**What you need to do:** Line by line, output the entries below exactly as they appear.

**Record extracts:**

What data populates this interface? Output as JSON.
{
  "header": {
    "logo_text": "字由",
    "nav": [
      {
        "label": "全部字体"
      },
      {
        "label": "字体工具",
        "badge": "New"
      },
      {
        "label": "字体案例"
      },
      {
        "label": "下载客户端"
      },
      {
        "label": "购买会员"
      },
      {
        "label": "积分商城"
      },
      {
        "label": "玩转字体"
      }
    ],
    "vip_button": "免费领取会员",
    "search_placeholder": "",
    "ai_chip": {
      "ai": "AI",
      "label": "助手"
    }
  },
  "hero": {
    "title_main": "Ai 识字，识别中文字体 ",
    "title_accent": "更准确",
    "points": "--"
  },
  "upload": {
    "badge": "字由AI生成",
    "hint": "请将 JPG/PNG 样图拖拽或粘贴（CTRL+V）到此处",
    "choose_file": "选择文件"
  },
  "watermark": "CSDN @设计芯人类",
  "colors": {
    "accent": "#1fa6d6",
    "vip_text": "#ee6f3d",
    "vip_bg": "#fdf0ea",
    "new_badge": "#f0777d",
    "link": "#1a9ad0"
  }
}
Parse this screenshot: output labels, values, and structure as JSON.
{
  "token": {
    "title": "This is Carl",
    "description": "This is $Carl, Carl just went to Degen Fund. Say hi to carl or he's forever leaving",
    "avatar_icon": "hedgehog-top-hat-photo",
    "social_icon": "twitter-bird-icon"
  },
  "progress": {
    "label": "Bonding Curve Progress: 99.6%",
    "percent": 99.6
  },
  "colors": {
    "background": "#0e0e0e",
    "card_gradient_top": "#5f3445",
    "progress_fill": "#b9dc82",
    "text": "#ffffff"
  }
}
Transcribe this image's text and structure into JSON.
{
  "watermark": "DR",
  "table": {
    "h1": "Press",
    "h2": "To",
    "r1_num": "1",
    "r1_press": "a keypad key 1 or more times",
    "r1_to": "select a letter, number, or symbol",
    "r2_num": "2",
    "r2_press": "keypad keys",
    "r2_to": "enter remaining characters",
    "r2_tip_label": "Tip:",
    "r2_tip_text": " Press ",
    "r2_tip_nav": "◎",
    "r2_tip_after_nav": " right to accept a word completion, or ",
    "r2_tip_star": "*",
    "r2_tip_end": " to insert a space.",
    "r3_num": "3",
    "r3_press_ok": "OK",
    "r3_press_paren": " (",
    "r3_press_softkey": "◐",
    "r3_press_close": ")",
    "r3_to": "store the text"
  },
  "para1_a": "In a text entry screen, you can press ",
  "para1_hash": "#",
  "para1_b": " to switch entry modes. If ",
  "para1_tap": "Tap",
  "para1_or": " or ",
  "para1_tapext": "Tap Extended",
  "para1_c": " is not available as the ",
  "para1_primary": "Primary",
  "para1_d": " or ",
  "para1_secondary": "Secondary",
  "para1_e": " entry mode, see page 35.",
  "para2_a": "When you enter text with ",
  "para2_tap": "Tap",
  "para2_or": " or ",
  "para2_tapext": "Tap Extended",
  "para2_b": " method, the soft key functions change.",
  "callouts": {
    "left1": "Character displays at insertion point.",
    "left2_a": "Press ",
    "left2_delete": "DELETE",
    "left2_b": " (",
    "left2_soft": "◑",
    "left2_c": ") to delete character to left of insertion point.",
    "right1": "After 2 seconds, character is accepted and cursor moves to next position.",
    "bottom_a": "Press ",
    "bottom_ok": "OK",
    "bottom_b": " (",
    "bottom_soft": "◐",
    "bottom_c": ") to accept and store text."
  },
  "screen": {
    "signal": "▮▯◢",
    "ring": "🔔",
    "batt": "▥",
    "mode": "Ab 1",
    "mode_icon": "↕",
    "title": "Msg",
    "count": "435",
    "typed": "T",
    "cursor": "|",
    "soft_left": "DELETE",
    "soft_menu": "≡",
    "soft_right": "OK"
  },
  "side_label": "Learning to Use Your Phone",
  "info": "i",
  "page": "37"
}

**Output below:**
What data populates this interface? Output as JSON.
{
  "header": {
    "logo_text": "字由",
    "nav": [
      {
        "label": "全部字体"
      },
      {
        "label": "字体工具",
        "badge": "New"
      },
      {
        "label": "字体案例"
      },
      {
        "label": "下载客户端"
      },
      {
        "label": "购买会员"
      },
      {
        "label": "积分商城"
      },
      {
        "label": "玩转字体"
      }
    ],
    "vip_button": "免费领取会员",
    "search_placeholder": "",
    "ai_chip": {
      "ai": "AI",
      "label": "助手"
    }
  },
  "hero": {
    "title_main": "Ai 识字，识别中文字体 ",
    "title_accent": "更准确",
    "points": "--"
  },
  "upload": {
    "badge": "字由AI生成",
    "hint": "请将 JPG/PNG 样图拖拽或粘贴（CTRL+V）到此处",
    "choose_file": "选择文件"
  },
  "watermark": "CSDN @设计芯人类",
  "colors": {
    "accent": "#1fa6d6",
    "vip_text": "#ee6f3d",
    "vip_bg": "#fdf0ea",
    "new_badge": "#f0777d",
    "link": "#1a9ad0"
  }
}
Parse this screenshot: output labels, values, and structure as JSON.
{
  "token": {
    "title": "This is Carl",
    "description": "This is $Carl, Carl just went to Degen Fund. Say hi to carl or he's forever leaving",
    "avatar_icon": "hedgehog-top-hat-photo",
    "social_icon": "twitter-bird-icon"
  },
  "progress": {
    "label": "Bonding Curve Progress: 99.6%",
    "percent": 99.6
  },
  "colors": {
    "background": "#0e0e0e",
    "card_gradient_top": "#5f3445",
    "progress_fill": "#b9dc82",
    "text": "#ffffff"
  }
}
Transcribe this image's text and structure into JSON.
{
  "watermark": "DR",
  "table": {
    "h1": "Press",
    "h2": "To",
    "r1_num": "1",
    "r1_press": "a keypad key 1 or more times",
    "r1_to": "select a letter, number, or symbol",
    "r2_num": "2",
    "r2_press": "keypad keys",
    "r2_to": "enter remaining characters",
    "r2_tip_label": "Tip:",
    "r2_tip_text": " Press ",
    "r2_tip_nav": "◎",
    "r2_tip_after_nav": " right to accept a word completion, or ",
    "r2_tip_star": "*",
    "r2_tip_end": " to insert a space.",
    "r3_num": "3",
    "r3_press_ok": "OK",
    "r3_press_paren": " (",
    "r3_press_softkey": "◐",
    "r3_press_close": ")",
    "r3_to": "store the text"
  },
  "para1_a": "In a text entry screen, you can press ",
  "para1_hash": "#",
  "para1_b": " to switch entry modes. If ",
  "para1_tap": "Tap",
  "para1_or": " or ",
  "para1_tapext": "Tap Extended",
  "para1_c": " is not available as the ",
  "para1_primary": "Primary",
  "para1_d": " or ",
  "para1_secondary": "Secondary",
  "para1_e": " entry mode, see page 35.",
  "para2_a": "When you enter text with ",
  "para2_tap": "Tap",
  "para2_or": " or ",
  "para2_tapext": "Tap Extended",
  "para2_b": " method, the soft key functions change.",
  "callouts": {
    "left1": "Character displays at insertion point.",
    "left2_a": "Press ",
    "left2_delete": "DELETE",
    "left2_b": " (",
    "left2_soft": "◑",
    "left2_c": ") to delete character to left of insertion point.",
    "right1": "After 2 seconds, character is accepted and cursor moves to next position.",
    "bottom_a": "Press ",
    "bottom_ok": "OK",
    "bottom_b": " (",
    "bottom_soft": "◐",
    "bottom_c": ") to accept and store text."
  },
  "screen": {
    "signal": "▮▯◢",
    "ring": "🔔",
    "batt": "▥",
    "mode": "Ab 1",
    "mode_icon": "↕",
    "title": "Msg",
    "count": "435",
    "typed": "T",
    "cursor": "|",
    "soft_left": "DELETE",
    "soft_menu": "≡",
    "soft_right": "OK"
  },
  "side_label": "Learning to Use Your Phone",
  "info": "i",
  "page": "37"
}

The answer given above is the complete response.